14. The ending of the novel is open, allowing for tantalizing speculation. How do you envision Snowman's future? What about the future of humanity-both within the novel, and outside its pages?

Notes From the Author to the Bookclub

No notes at this time.

Book Club Recommendations

Member Reviews

Overall rating:
 
 
  "oryx and crake"by birdsinger (see profile) 07/28/10

I love it,but some will not like it at all. It could be classified as science fiction-like.

 
  "a cautionary tale that manages to be thought provoking yet quick to read"by albreon (see profile) 10/18/07

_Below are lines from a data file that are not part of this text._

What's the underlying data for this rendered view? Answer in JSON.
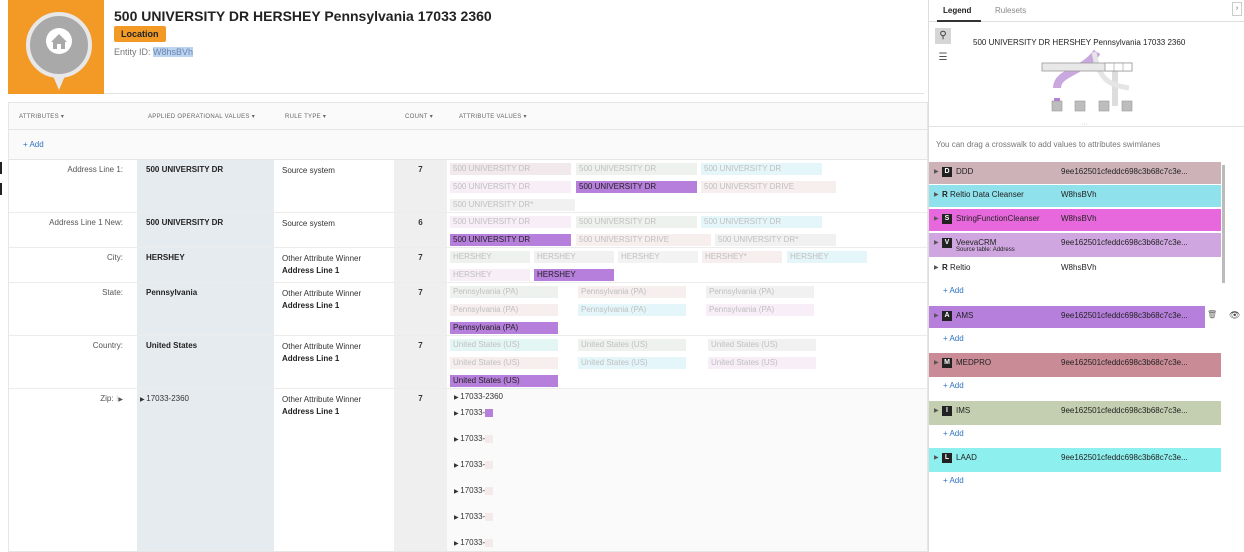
{
  "header": {
    "title": "500 UNIVERSITY DR HERSHEY Pennsylvania 17033 2360",
    "badge": "Location",
    "entity_label": "Entity ID:",
    "entity_id": "W8hsBVh"
  },
  "columns": [
    "ATTRIBUTES",
    "APPLIED OPERATIONAL VALUES",
    "RULE TYPE",
    "COUNT",
    "ATTRIBUTE VALUES"
  ],
  "add_label": "+ Add",
  "rows": [
    {
      "label": "Address Line 1:",
      "op": "500 UNIVERSITY DR",
      "rule": "Source system",
      "rule2": "",
      "count": "7",
      "chips": [
        "500 UNIVERSITY DR",
        "500 UNIVERSITY DR",
        "500 UNIVERSITY DR",
        "500 UNIVERSITY DR",
        "500 UNIVERSITY DR",
        "500 UNIVERSITY DRIVE",
        "500 UNIVERSITY DR*"
      ]
    },
    {
      "label": "Address Line 1 New:",
      "op": "500 UNIVERSITY DR",
      "rule": "Source system",
      "rule2": "",
      "count": "6",
      "chips": [
        "500 UNIVERSITY DR",
        "500 UNIVERSITY DR",
        "500 UNIVERSITY DR",
        "500 UNIVERSITY DR",
        "500 UNIVERSITY DRIVE",
        "500 UNIVERSITY DR*"
      ]
    },
    {
      "label": "City:",
      "op": "HERSHEY",
      "rule": "Other Attribute Winner",
      "rule2": "Address Line 1",
      "count": "7",
      "chips": [
        "HERSHEY",
        "HERSHEY",
        "HERSHEY",
        "HERSHEY*",
        "HERSHEY",
        "HERSHEY",
        "HERSHEY"
      ]
    },
    {
      "label": "State:",
      "op": "Pennsylvania",
      "rule": "Other Attribute Winner",
      "rule2": "Address Line 1",
      "count": "7",
      "chips": [
        "Pennsylvania (PA)",
        "Pennsylvania (PA)",
        "Pennsylvania (PA)",
        "Pennsylvania (PA)",
        "Pennsylvania (PA)",
        "Pennsylvania (PA)",
        "Pennsylvania (PA)"
      ]
    },
    {
      "label": "Country:",
      "op": "United States",
      "rule": "Other Attribute Winner",
      "rule2": "Address Line 1",
      "count": "7",
      "chips": [
        "United States (US)",
        "United States (US)",
        "United States (US)",
        "United States (US)",
        "United States (US)",
        "United States (US)",
        "United States (US)"
      ]
    },
    {
      "label": "Zip:",
      "op": "17033-2360",
      "rule": "Other Attribute Winner",
      "rule2": "Address Line 1",
      "count": "7",
      "zips": [
        "17033-2360",
        "17033-",
        "17033-",
        "17033-",
        "17033-",
        "17033-",
        "17033-"
      ]
    }
  ],
  "legend": {
    "tabs": [
      "Legend",
      "Rulesets"
    ],
    "title": "500 UNIVERSITY DR HERSHEY Pennsylvania 17033 2360",
    "hint": "You can drag a crosswalk to add values to attributes swimlanes",
    "crosswalks": [
      {
        "letter": "D",
        "name": "DDD",
        "sub": "",
        "id": "9ee162501cfeddc698c3b68c7c3e...",
        "color": "#cdb3b8"
      },
      {
        "letter": "R",
        "name": "Reltio Data Cleanser",
        "sub": "",
        "id": "W8hsBVh",
        "color": "#8fe1ec"
      },
      {
        "letter": "S",
        "name": "StringFunctionCleanser",
        "sub": "",
        "id": "W8hsBVh",
        "color": "#e768dc"
      },
      {
        "letter": "V",
        "name": "VeevaCRM",
        "sub": "Source table: Address",
        "id": "9ee162501cfeddc698c3b68c7c3e...",
        "color": "#cfa6df"
      },
      {
        "letter": "R",
        "name": "Reltio",
        "sub": "",
        "id": "W8hsBVh",
        "color": "#ffffff"
      },
      {
        "letter": "A",
        "name": "AMS",
        "sub": "",
        "id": "9ee162501cfeddc698c3b68c7c3e...",
        "color": "#b77fdc"
      },
      {
        "letter": "M",
        "name": "MEDPRO",
        "sub": "",
        "id": "9ee162501cfeddc698c3b68c7c3e...",
        "color": "#c98b95"
      },
      {
        "letter": "I",
        "name": "IMS",
        "sub": "",
        "id": "9ee162501cfeddc698c3b68c7c3e...",
        "color": "#c3cfb0"
      },
      {
        "letter": "L",
        "name": "LAAD",
        "sub": "",
        "id": "9ee162501cfeddc698c3b68c7c3e...",
        "color": "#8ef0ee"
      }
    ]
  }
}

The lesson of the cautionary tale isn't surprising, but the memory-flashback narrative format of the story is interesting and well-crafted. Atwood sprinkles the book with little gems (made-up words, amusing/ironic... (read more)

 
  "Synthetic viruses"by mitznmutts (see profile) 06/24/07

Your review of this book is actually about another book- I believe it is Dogs of babylon-
This book is about the creation of a synthetic virus that is meant to kill off all the undesirable
... (read more)

Rate this book
MEMBER LOGIN
Remember me
BECOME A MEMBER it's free

Join the leading website for book clubs with over 35,000 clubs and 20,000 reading guides.

SEARCH OUR READING GUIDES Search
Search


FEATURED EVENTS
PAST AUTHOR CHATS
JOIN OUR MAILING LIST

Get free weekly updates on top club picks, book giveaways, author events and more
Please wait...